However, for nuclear power, the country will need three consecutive governments to support it, as nuclear plants require 10-12 years to develop. Equipment and technology need to be procured in advance while construction of the facility will take about six to eight years.

Globally in 2008, coal fired 41 per cent of electricity generation, followed by gas at 21 per cent, hydro at 16 per cent, nuclear at 13 per cent, oil at 5.5 per cent and others for the rest.

According to 2008 data, |France relied mainly on nuclear energy at 78 per cent of all fuels used for generating electricity. |Coal was king at China at 80 per cent and widely used in the US at 50 per cent and Germany at 46 per cent.

Thailand is heavily dependent on natural gas at 70 per cent, but its reserves are expected to be depleted in 10-15 years.

Thawat said Egat would have to balance the three factors of price, security and environmental effects when generating electricity. Renewable energy is environmentally-friendly, but expensive and unstable. Nuclear energy is less friendly to the environment and much cheaper, but unacceptable to the public. Coal is also cheaper than renewable, but harmful to the environment.

In concept, electricity generation should reflect the economic situation, he said. For Thailand, the ratio of finished product prices to energy costs is very low, as the country’s exports are not hi-tech like German or French products. Thailand is now considered as a second-tier country in emitting Co2, accounting for 1 per cent of the world’s total Co2 emissions. That means that the country can produce more electricity using coal as fuel when the world is now tending to focus more on coal rather than nuclear energy.
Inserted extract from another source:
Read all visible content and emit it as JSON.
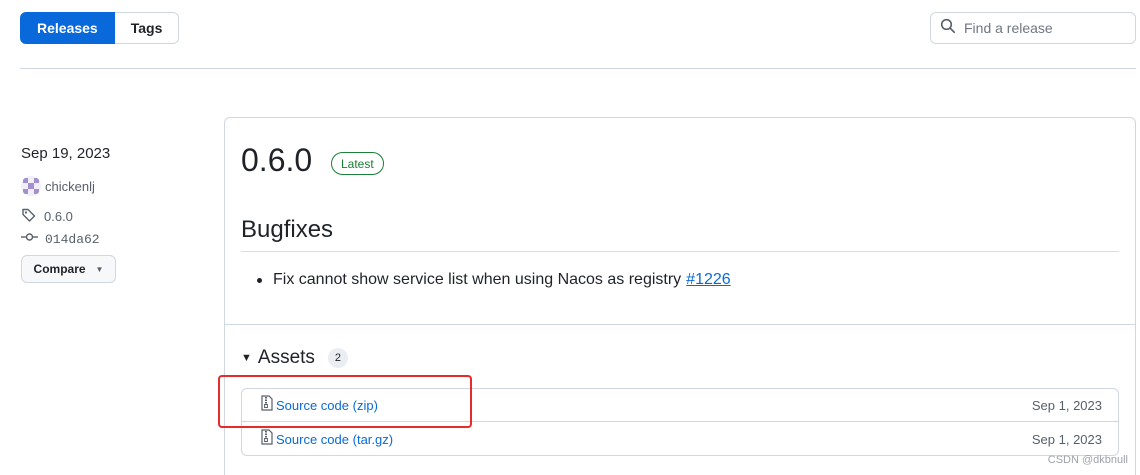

Electricity demand by user last year was industry for 46 per cent, households for 22 per cent, businesses for 15 per cent, small businesses for 11 per cent and others for 6 per cent.

Thailand’s total system capacity as of May 24 was 31.45GW, while peak load was recorded at 23.90GW. As of August 15, total system capacity was 39MW. In comparison, South Korea’s total system capacity was 70GW.

According to Korea Electric Power Corp, nuclear-fuelled power plants can be made to produce electricity at low prices while |emitting the lowest pollutants. They are also suitable for countries without energy resources like South Korea and with a low ratio of finished product prices to energy costs.

According to the International Atomic Energy Agency, in 2006, coal used as fuel emitted 991 grams of Co2 per kilowatt per hour, followed by oil with 782 grams, liquefied natural gas with 549 grams, clean oil with 57 grams and nuclear 10 grams.

Nuclear power is successful in South Korea because the country has a strong government with continuity in its energy policy. Korea has used electricity generated from nuclear power plants for 30 years until it now has its own technology and exports to many countries such as the UAE, Finland and Vietnam.

Another key driver of success is that the Korean government has passed a special law to promote nuclear power plants besides campaigning and educating people to understand the importance of energy security as well as showing social responsibility.

Source: http://www.nationmultimedia.com/2011/08/22/business/Coal-seen-as-possible-alternative-to-nuclear-power-30163323.html